"The good news there is the pounds are still on the farm," said Hutjens.
If the decision is made to dry off cows early to reduce milk production, Hutjens recommends not mixing them with other dry cows, but putting them in a separate lot.
Another option to consider is going from milking three times a day to two times a day. Hutjens said data suggests this would result in six to eight less pounds of milk.
"We're cautious on that one primarily because I'm not going to mess up my first cows and lactation cows because they're the ones making the most money," Hutjens explained. "They are the most efficient on the farm. I'm not going to handicap those cows. I have to have those cows ready to breed to stay healthy."
Hutjens said options to pull back on nutrients "scares" him. "We're going to go and we're going to pull protein out, we're going to limit energy in the feeding program that really scares me."
There is also the option of feeding back excess milk to the cows.
"We've done some pushing on these numbers here. It looks like the sweet spot is about 16 pounds you can feed back in the TMR maintaining a dry matter and that's hopefully going to be no wetter than 60% moisture," said Hutjens.
In a Dairy Girl Network webinar on Shifting Mindset and Strategy in the Face of COVID-19, Richard L Wallace, Senior Manager at Zoetis, said producers want to make sure they are reducing production without incurring any penalties.
"The profitability of dairy farms is everything you do on your operations, to improve profitabiliy," said Wallace. "But to have another negative cash flow hit you because now you're being charged to discard milk that got sent to the processor - that's a double whammy."
Wallace recommended maintaining adequate cow numbers "so that when we get through the dark tunnel we're flowing through right now and the lights start showing at the other end of the tunnel, producers can "efficiently and rapidly gear back up to the profitability they need.
Wallace said going from three times a day milking down to two has to be done with a well thought out program. Dropping some high producing cows down to milking twice a day "is a recipe for mastitis and cell count issues."
"We need to think strategically, if we can do this on a portion of the herd or whether we need to do it on the whole herd," Wallace said during the webinar. "If you actually dropped back some late lactation cows from three X to two X, you'll probably drop significantly more than seven to eight pounds."
Another consideration if the plan is to reduce a number of cows from three X to two X is mid to late lactation cows that don't have as much udder fill, those cows can probably handle a twice a day milking.

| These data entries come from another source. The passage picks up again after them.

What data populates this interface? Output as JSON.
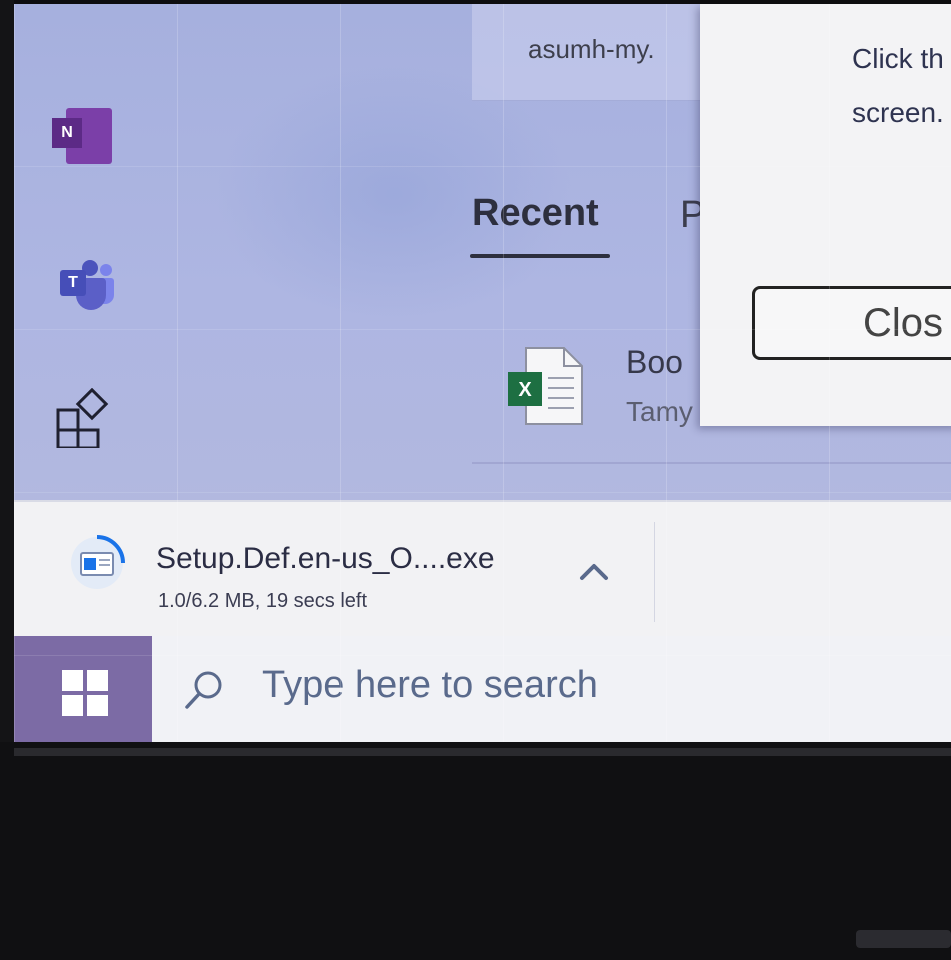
{
  "browser": {
    "address_text": "asumh-my."
  },
  "tabs": {
    "recent_label": "Recent",
    "next_label_partial": "P"
  },
  "recent_file": {
    "title_partial": "Boo",
    "subtitle_partial": "Tamy",
    "icon": "excel-file-icon"
  },
  "dialog": {
    "message_line1": "Click th",
    "message_line2": "screen.",
    "close_label": "Clos"
  },
  "download": {
    "filename": "Setup.Def.en-us_O....exe",
    "status": "1.0/6.2 MB, 19 secs left",
    "icon": "installer-download-icon"
  },
  "taskbar": {
    "search_placeholder": "Type here to search",
    "start_icon": "windows-logo-icon"
  },
  "rail": {
    "items": [
      "onenote-icon",
      "teams-icon",
      "apps-icon"
    ]
  },
  "colors": {
    "accent_start": "#7c6ba5",
    "background": "#aeb6e2",
    "excel_green": "#1d6f42"
  }
}
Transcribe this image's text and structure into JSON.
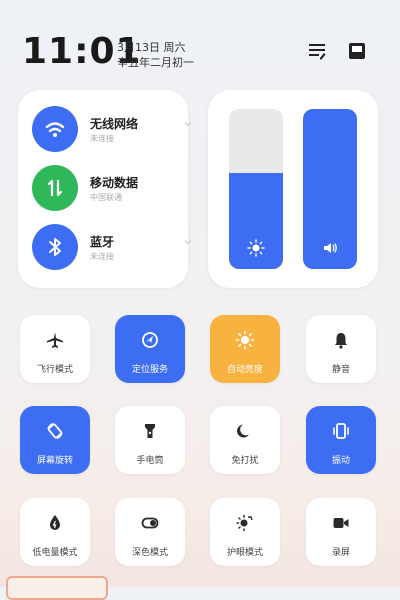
{
  "status": {
    "time": "11:01",
    "date_line1": "3月13日 周六",
    "date_line2": "辛丑年二月初一"
  },
  "connectivity": [
    {
      "title": "无线网络",
      "subtitle": "未连接",
      "icon": "wifi-icon",
      "color": "#3d6df2"
    },
    {
      "title": "移动数据",
      "subtitle": "中国联通",
      "icon": "mobile-data-icon",
      "color": "#2fb85a"
    },
    {
      "title": "蓝牙",
      "subtitle": "未连接",
      "icon": "bluetooth-icon",
      "color": "#3d6df2"
    }
  ],
  "sliders": {
    "brightness_level": 0.6,
    "volume_level": 1.0,
    "accent": "#3d6df2",
    "track": "#e9e9ec"
  },
  "tiles": [
    {
      "label": "飞行模式",
      "icon": "airplane-icon",
      "state": "off"
    },
    {
      "label": "定位服务",
      "icon": "location-icon",
      "state": "on"
    },
    {
      "label": "自动亮度",
      "icon": "auto-brightness-icon",
      "state": "on"
    },
    {
      "label": "静音",
      "icon": "bell-icon",
      "state": "off"
    },
    {
      "label": "屏幕旋转",
      "icon": "rotate-icon",
      "state": "on"
    },
    {
      "label": "手电筒",
      "icon": "flashlight-icon",
      "state": "off"
    },
    {
      "label": "免打扰",
      "icon": "moon-icon",
      "state": "off"
    },
    {
      "label": "振动",
      "icon": "vibrate-icon",
      "state": "on"
    },
    {
      "label": "低电量模式",
      "icon": "low-power-icon",
      "state": "off"
    },
    {
      "label": "深色模式",
      "icon": "dark-mode-icon",
      "state": "off"
    },
    {
      "label": "护眼模式",
      "icon": "eye-care-icon",
      "state": "off"
    },
    {
      "label": "录屏",
      "icon": "screen-record-icon",
      "state": "off"
    }
  ]
}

With many farms probably having calves on the way, Wallace said drying cows off early is "going to be really difficult." He also stressed not extending the dry out past 70 days.
"I've looked at a lot of data here recently and cows that have been dried off longer than 70 days are twice as likely to be culled in the first 60 days after calving," said Wallace.

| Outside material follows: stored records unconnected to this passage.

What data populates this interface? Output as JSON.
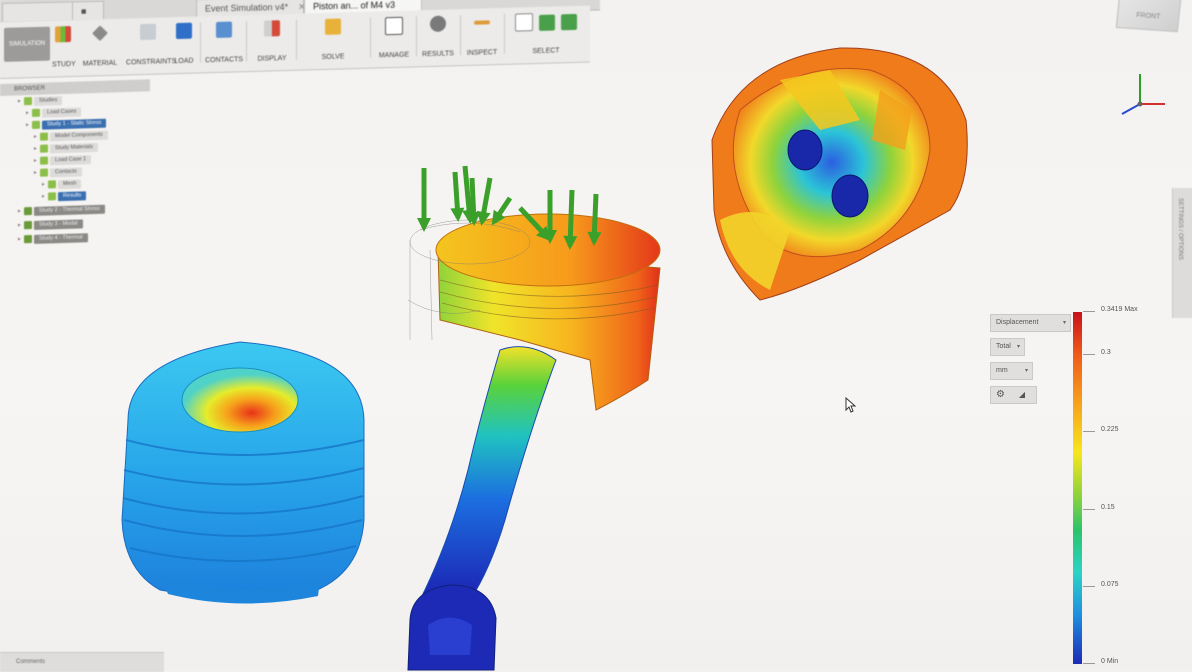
{
  "tabs": [
    {
      "label": "Event Simulation v4*",
      "active": false
    },
    {
      "label": "Piston an... of M4 v3",
      "active": true
    }
  ],
  "ribbon": {
    "workspace_label": "SIMULATION",
    "groups": [
      {
        "label": "STUDY",
        "color": "#e1a23a"
      },
      {
        "label": "MATERIAL",
        "color": "#8a8a8a"
      },
      {
        "label": "CONSTRAINTS",
        "color": "#9aa6b2"
      },
      {
        "label": "LOAD",
        "color": "#2f6fc8"
      },
      {
        "label": "CONTACTS",
        "color": "#5a8fd0"
      },
      {
        "label": "DISPLAY",
        "color": "#d64a3a"
      },
      {
        "label": "SOLVE",
        "color": "#e8b23a"
      },
      {
        "label": "MANAGE",
        "color": "#4a4a4a"
      },
      {
        "label": "RESULTS",
        "color": "#7a7a7a"
      },
      {
        "label": "INSPECT",
        "color": "#e09a3a"
      },
      {
        "label": "SELECT",
        "color": "#4aa04a"
      }
    ]
  },
  "browser": {
    "header": "BROWSER",
    "nodes": [
      {
        "label": "Studies",
        "indent": 0,
        "style": "pill"
      },
      {
        "label": "Load Cases",
        "indent": 1,
        "style": "pill"
      },
      {
        "label": "Study 1 - Static Stress",
        "indent": 1,
        "style": "sel"
      },
      {
        "label": "Model Components",
        "indent": 2,
        "style": "pill"
      },
      {
        "label": "Study Materials",
        "indent": 2,
        "style": "pill"
      },
      {
        "label": "Load Case 1",
        "indent": 2,
        "style": "pill"
      },
      {
        "label": "Contacts",
        "indent": 2,
        "style": "pill"
      },
      {
        "label": "Mesh",
        "indent": 3,
        "style": "pill"
      },
      {
        "label": "Results",
        "indent": 3,
        "style": "sel"
      },
      {
        "label": "Study 2 - Thermal Stress",
        "indent": 0,
        "style": "dark"
      },
      {
        "label": "Study 3 - Modal",
        "indent": 0,
        "style": "dark"
      },
      {
        "label": "Study 4 - Thermal",
        "indent": 0,
        "style": "dark"
      }
    ]
  },
  "viewcube_label": "FRONT",
  "right_panel_label": "SETTINGS / OPTIONS",
  "legend": {
    "result_type": "Displacement",
    "component": "Total",
    "unit": "mm",
    "ticks": [
      {
        "label": "0.3419 Max",
        "value": 0.3419
      },
      {
        "label": "0.3",
        "value": 0.3
      },
      {
        "label": "0.225",
        "value": 0.225
      },
      {
        "label": "0.15",
        "value": 0.15
      },
      {
        "label": "0.075",
        "value": 0.075
      },
      {
        "label": "0 Min",
        "value": 0
      }
    ],
    "max": 0.3419,
    "min": 0
  },
  "bottom_bar": "Comments",
  "colors": {
    "accent_blue": "#3a6fb0",
    "load_arrow": "#3aa02a"
  },
  "icons": [
    "viewcube-icon",
    "axis-triad-icon",
    "settings-gear-icon",
    "legend-options-icon",
    "cursor-icon",
    "load-arrow-icon"
  ]
}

Long dry periods can work, Wallace explained, "as long as we maintain body condition on these cows and they don't gain an excess amount of body condition."
Another option for excess milk production is feeding calves more whole milk for longer - up to three gallons a day for three months if the farm has space for housing the calves.
Reducing energy density of cow rations to reduce milk production "probably isn't the best way to go," according to Wallace. He recommends working with a nutritionist to make sure you're doing the right thing.
Wallace said he has multiple concerns with this use of excess milk because of the logistics of handling the milk coming out of the bulk tank, having bacteria, listeria or salmonella from the milk being in the bunk.
Mike Lormore DVM, Director of Zoetis, said processors are looking for reductions of 5% - 25% through May as the dairy industry looks to sell 8% - 13% less total products than last year.
"The good thing is we're still going to sell a lot of product," said Lormore. "The bad thing is we have a lot of milk flowing back into our system."